Sunlight spilled over the plain of flat white salt pans. Remnants of an ancient sea, long dried up. The guard escorted her out early, before the heat of the day. Through parallel lines of rusty barbed wire, to the small plot. A shovel had already been struck into the earth. The body laid beside it, wrapped in a biodegradable bag. Waiting.
This was their reward for cooperation and good behavior. She remembered the hunger strikes, the riots. The croaking sermons of the elders as they led the congregation in song. The bloody reprisals from the guards. Then, a relenting; an accommodation. It was the least they could do. Within limits.
She took the shovel and began to dig. The guard kept watch, well out of range, his weapon trained on her.

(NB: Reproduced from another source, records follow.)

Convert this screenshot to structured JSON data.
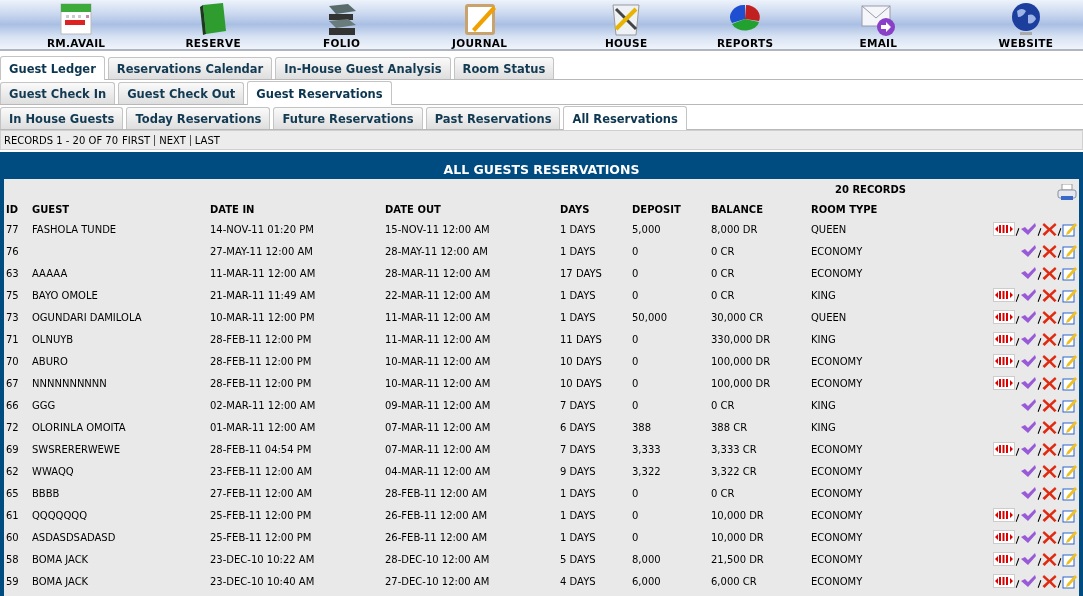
{
  "toolbar": [
    {
      "kind": "calendar",
      "label": "RM.AVAIL"
    },
    {
      "kind": "book",
      "label": "RESERVE"
    },
    {
      "kind": "stack",
      "label": "FOLIO"
    },
    {
      "kind": "notepad",
      "label": "JOURNAL"
    },
    {
      "kind": "tools",
      "label": "HOUSE"
    },
    {
      "kind": "pie",
      "label": "REPORTS"
    },
    {
      "kind": "mail",
      "label": "EMAIL"
    },
    {
      "kind": "globe",
      "label": "WEBSITE"
    }
  ],
  "tabs": [
    {
      "label": "Guest Ledger",
      "selected": true
    },
    {
      "label": "Reservations Calendar",
      "selected": false
    },
    {
      "label": "In-House Guest Analysis",
      "selected": false
    },
    {
      "label": "Room Status",
      "selected": false
    }
  ],
  "subtabs": [
    {
      "label": "Guest Check In",
      "selected": false
    },
    {
      "label": "Guest Check Out",
      "selected": false
    },
    {
      "label": "Guest Reservations",
      "selected": true
    }
  ],
  "view_tabs": [
    {
      "label": "In House Guests",
      "selected": false
    },
    {
      "label": "Today Reservations",
      "selected": false
    },
    {
      "label": "Future Reservations",
      "selected": false
    },
    {
      "label": "Past Reservations",
      "selected": false
    },
    {
      "label": "All Reservations",
      "selected": true
    }
  ],
  "pager": {
    "summary": "RECORDS 1 - 20 OF 70",
    "links": [
      "FIRST",
      "NEXT",
      "LAST"
    ]
  },
  "table": {
    "title": "ALL GUESTS RESERVATIONS",
    "count": "20 RECORDS",
    "columns": [
      "ID",
      "GUEST",
      "DATE IN",
      "DATE OUT",
      "DAYS",
      "DEPOSIT",
      "BALANCE",
      "ROOM TYPE"
    ],
    "rows": [
      {
        "cells": [
          "77",
          "FASHOLA TUNDE",
          "14-NOV-11 01:20 PM",
          "15-NOV-11 12:00 AM",
          "1 DAYS",
          "5,000",
          "8,000 DR",
          "QUEEN"
        ],
        "exit": true
      },
      {
        "cells": [
          "76",
          "",
          "27-MAY-11 12:00 AM",
          "28-MAY-11 12:00 AM",
          "1 DAYS",
          "0",
          "0 CR",
          "ECONOMY"
        ],
        "exit": false
      },
      {
        "cells": [
          "63",
          "AAAAA",
          "11-MAR-11 12:00 AM",
          "28-MAR-11 12:00 AM",
          "17 DAYS",
          "0",
          "0 CR",
          "ECONOMY"
        ],
        "exit": false
      },
      {
        "cells": [
          "75",
          "BAYO OMOLE",
          "21-MAR-11 11:49 AM",
          "22-MAR-11 12:00 AM",
          "1 DAYS",
          "0",
          "0 CR",
          "KING"
        ],
        "exit": true
      },
      {
        "cells": [
          "73",
          "OGUNDARI DAMILOLA",
          "10-MAR-11 12:00 PM",
          "11-MAR-11 12:00 AM",
          "1 DAYS",
          "50,000",
          "30,000 CR",
          "QUEEN"
        ],
        "exit": true
      },
      {
        "cells": [
          "71",
          "OLNUYB",
          "28-FEB-11 12:00 PM",
          "11-MAR-11 12:00 AM",
          "11 DAYS",
          "0",
          "330,000 DR",
          "KING"
        ],
        "exit": true
      },
      {
        "cells": [
          "70",
          "ABURO",
          "28-FEB-11 12:00 PM",
          "10-MAR-11 12:00 AM",
          "10 DAYS",
          "0",
          "100,000 DR",
          "ECONOMY"
        ],
        "exit": true
      },
      {
        "cells": [
          "67",
          "NNNNNNNNNN",
          "28-FEB-11 12:00 PM",
          "10-MAR-11 12:00 AM",
          "10 DAYS",
          "0",
          "100,000 DR",
          "ECONOMY"
        ],
        "exit": true
      },
      {
        "cells": [
          "66",
          "GGG",
          "02-MAR-11 12:00 AM",
          "09-MAR-11 12:00 AM",
          "7 DAYS",
          "0",
          "0 CR",
          "KING"
        ],
        "exit": false
      },
      {
        "cells": [
          "72",
          "OLORINLA OMOITA",
          "01-MAR-11 12:00 AM",
          "07-MAR-11 12:00 AM",
          "6 DAYS",
          "388",
          "388 CR",
          "KING"
        ],
        "exit": false
      },
      {
        "cells": [
          "69",
          "SWSRERERWEWE",
          "28-FEB-11 04:54 PM",
          "07-MAR-11 12:00 AM",
          "7 DAYS",
          "3,333",
          "3,333 CR",
          "ECONOMY"
        ],
        "exit": true
      },
      {
        "cells": [
          "62",
          "WWAQQ",
          "23-FEB-11 12:00 AM",
          "04-MAR-11 12:00 AM",
          "9 DAYS",
          "3,322",
          "3,322 CR",
          "ECONOMY"
        ],
        "exit": false
      },
      {
        "cells": [
          "65",
          "BBBB",
          "27-FEB-11 12:00 AM",
          "28-FEB-11 12:00 AM",
          "1 DAYS",
          "0",
          "0 CR",
          "ECONOMY"
        ],
        "exit": false
      },
      {
        "cells": [
          "61",
          "QQQQQQQ",
          "25-FEB-11 12:00 PM",
          "26-FEB-11 12:00 AM",
          "1 DAYS",
          "0",
          "10,000 DR",
          "ECONOMY"
        ],
        "exit": true
      },
      {
        "cells": [
          "60",
          "ASDASDSADASD",
          "25-FEB-11 12:00 PM",
          "26-FEB-11 12:00 AM",
          "1 DAYS",
          "0",
          "10,000 DR",
          "ECONOMY"
        ],
        "exit": true
      },
      {
        "cells": [
          "58",
          "BOMA JACK",
          "23-DEC-10 10:22 AM",
          "28-DEC-10 12:00 AM",
          "5 DAYS",
          "8,000",
          "21,500 DR",
          "ECONOMY"
        ],
        "exit": true
      },
      {
        "cells": [
          "59",
          "BOMA JACK",
          "23-DEC-10 10:40 AM",
          "27-DEC-10 12:00 AM",
          "4 DAYS",
          "6,000",
          "6,000 CR",
          "ECONOMY"
        ],
        "exit": true
      }
    ]
  }
}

The night they had left Innsmouth had been fire and terror. She had only been about four years old, but she had the Look. The government men had herded her into the trucks with the others. From trucks to railroad cars. There had been jail cells, temporary prisons. Then the camp - the barbed wire had been shiny and new then, glinting in the desert sun.
Sometimes she thought back, to the last time she had been immersed in water. As natural to her as breathing. Never again. Even the showers were on a timer, since the elders had tried a trick of conserving it. They had planned to give the children a bath, a baptism. But that wasn't allowed.

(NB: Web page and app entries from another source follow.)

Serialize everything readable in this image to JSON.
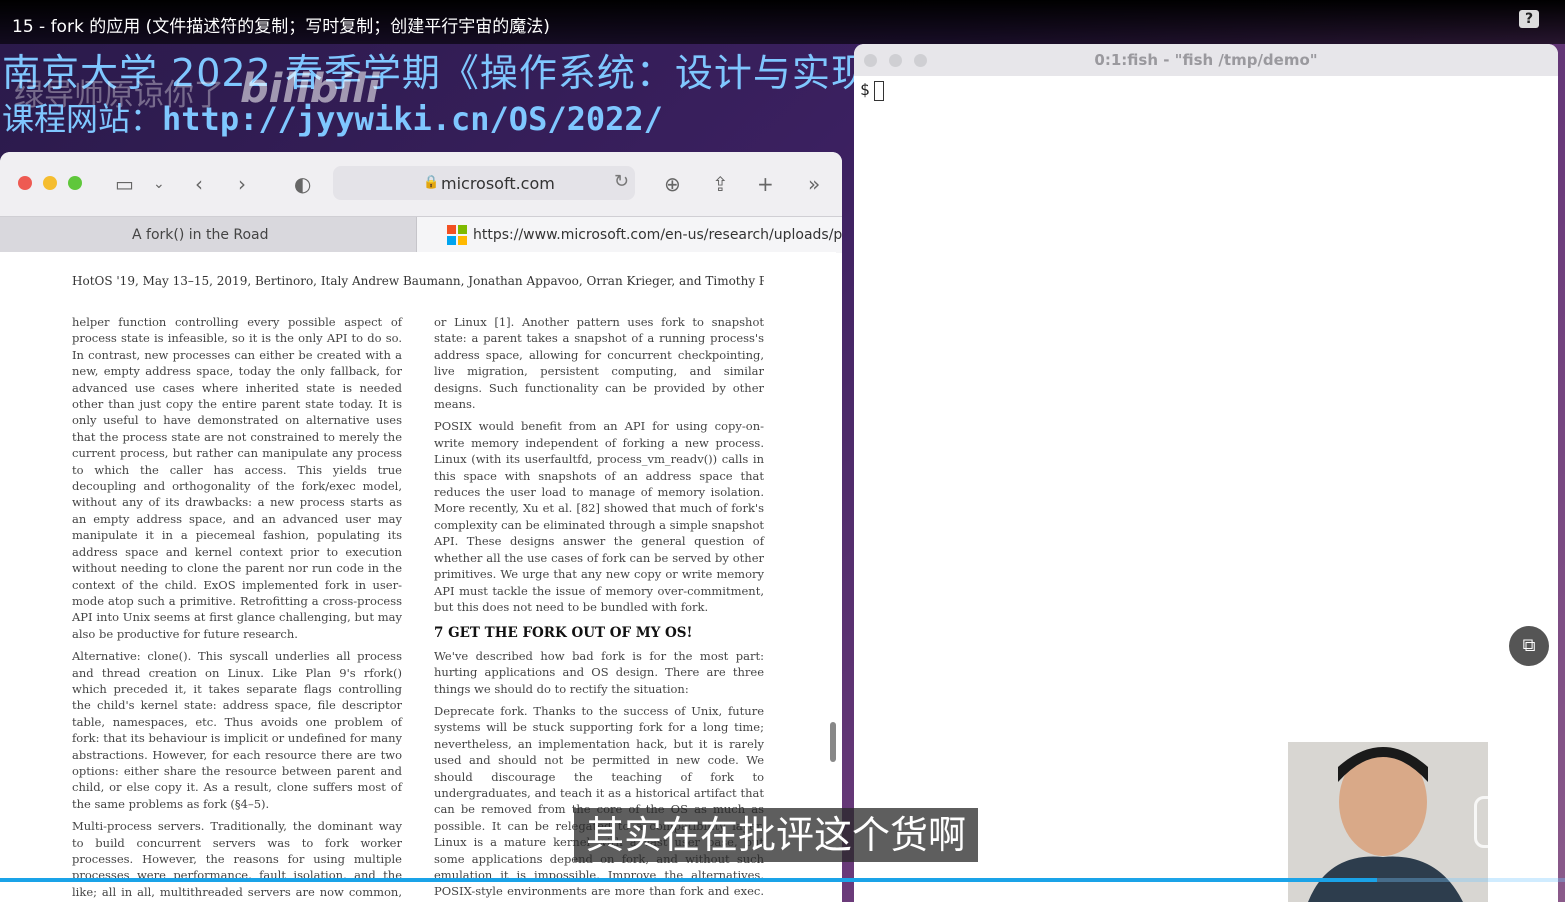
{
  "video": {
    "title": "15 - fork 的应用 (文件描述符的复制；写时复制；创建平行宇宙的魔法)",
    "help": "?",
    "subtitle": "其实在在批评这个货啊",
    "progress": 0.88
  },
  "slide": {
    "course_title": "南京大学 2022 春季学期《操作系统：设计与实现》",
    "url_label": "课程网站：",
    "url": "http://jyywiki.cn/OS/2022/",
    "watermark": "绿导师原谅你了",
    "logo": "bilibili"
  },
  "browser": {
    "url": "microsoft.com",
    "tabs": [
      {
        "label": "A fork() in the Road",
        "active": false
      },
      {
        "label": "https://www.microsoft.com/en-us/research/uploads/pro...",
        "active": true
      }
    ],
    "paper": {
      "header": "HotOS '19, May 13–15, 2019, Bertinoro, Italy    Andrew Baumann, Jonathan Appavoo, Orran Krieger, and Timothy Roscoe",
      "left_paragraphs": [
        "helper function controlling every possible aspect of process state is infeasible, so it is the only API to do so. In contrast, new processes can either be created with a new, empty address space, today the only fallback, for advanced use cases where inherited state is needed other than just copy the entire parent state today. It is only useful to have demonstrated on alternative uses that the process state are not constrained to merely the current process, but rather can manipulate any process to which the caller has access. This yields true decoupling and orthogonality of the fork/exec model, without any of its drawbacks: a new process starts as an empty address space, and an advanced user may manipulate it in a piecemeal fashion, populating its address space and kernel context prior to execution without needing to clone the parent nor run code in the context of the child. ExOS implemented fork in user-mode atop such a primitive. Retrofitting a cross-process API into Unix seems at first glance challenging, but may also be productive for future research.",
        "Alternative: clone(). This syscall underlies all process and thread creation on Linux. Like Plan 9's rfork() which preceded it, it takes separate flags controlling the child's kernel state: address space, file descriptor table, namespaces, etc. Thus avoids one problem of fork: that its behaviour is implicit or undefined for many abstractions. However, for each resource there are two options: either share the resource between parent and child, or else copy it. As a result, clone suffers most of the same problems as fork (§4–5).",
        "Multi-process servers. Traditionally, the dominant way to build concurrent servers was to fork worker processes. However, the reasons for using multiple processes were performance, fault isolation, and the like; all in all, multithreaded servers are now common, and forking is used mainly for isolation."
      ],
      "right_paragraphs": [
        "or Linux [1]. Another pattern uses fork to snapshot state: a parent takes a snapshot of a running process's address space, allowing for concurrent checkpointing, live migration, persistent computing, and similar designs. Such functionality can be provided by other means.",
        "POSIX would benefit from an API for using copy-on-write memory independent of forking a new process. Linux (with its userfaultfd, process_vm_readv()) calls in this space with snapshots of an address space that reduces the user load to manage of memory isolation. More recently, Xu et al. [82] showed that much of fork's complexity can be eliminated through a simple snapshot API. These designs answer the general question of whether all the use cases of fork can be served by other primitives. We urge that any new copy or write memory API must tackle the issue of memory over-commitment, but this does not need to be bundled with fork.",
        "GET THE FORK OUT OF MY OS!",
        "We've described how bad fork is for the most part: hurting applications and OS design. There are three things we should do to rectify the situation:",
        "Deprecate fork. Thanks to the success of Unix, future systems will be stuck supporting fork for a long time; nevertheless, an implementation hack, but it is rarely used and should not be permitted in new code. We should discourage the teaching of fork to undergraduates, and teach it as a historical artifact that can be removed from the core of the OS as much as possible. It can be relegated to a compatibility layer. Linux is a mature kernel with a vast user base, but some applications depend on fork, and without such emulation it is impossible. Improve the alternatives. POSIX-style environments are more than fork and exec. Windows is built on other abstractions layered on top. Thankfully, this is more to do."
      ],
      "section_heading": "7    GET THE FORK OUT OF MY OS!"
    }
  },
  "terminal": {
    "title": "0:1:fish - \"fish /tmp/demo\"",
    "prompt": "$"
  }
}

She had seen how afraid they were of them, then. In those eyes, behind those guns.
Prison life had become almost all she'd known. There were fights. Arguments. Bullies, and those who couldn't control themselves. A segregation by genders - they didn't want any babies. Endless medical examinations. No privacy, inside or out. Her cousin Emmy had been the only other female, these last few years, and she had gone inside of herself. Lost in memories. Talking about wanting to taste brine again. It had been almost a blessing, when she bit off her own tongue. Then it was just herself.
She had seen the men dwindle too. Counted the graves, every time she was called on to dig one. Now, she figured, she must be the last. There would be no-one left to bury her.
Outside in the exercise yard, she noted there were fewer guards. Maintenance had let things lapse. As if with fresh eyes, she saw the general decay of the camp, now.
It took, until noon to dig the grave. Clouds scattered over the desert, to block the worst of the sunlight, and the air felt heavy. She mumbled what she remembered of the old prayers - the elders had been insistent that the children learn. Just in case.
Arms weary, she let the shovel fall. Turned to lift the bodybag. Webbed hands grasped under where the shoulders should be, hefted - it was like lifting a bag of rocks. She looked towards the guard - and any request she might have had for help died before she spoke it. So she looked up into the sky and sang.
The rain drops were warm and greasy. It was a sun shower, no more than a few minutes. Yet she loved the feel of it on her skin. The way it made the new turned earth smell wet and fresh. It gave her the strength to push the bag into the hole.
"This is all I can do for you," she said aloud. "That was is left of you may rest amid the bones of this ancient sea. You are among kin here..." she choked. "Hydra Mother. The world is harsh. The spawn of your loins do not all survive to that great change. May the seas wash over us and cover us, and with strange aeons..."
She heard the guard move behind her. The cycling of the bullet into the chamber.
"What will you do," she said, loud enough for him to hear. "When the last of Innsmouth is dead?"
Two shots rang out, in quick succession. The body fell into the open grave, on top of the other corpse.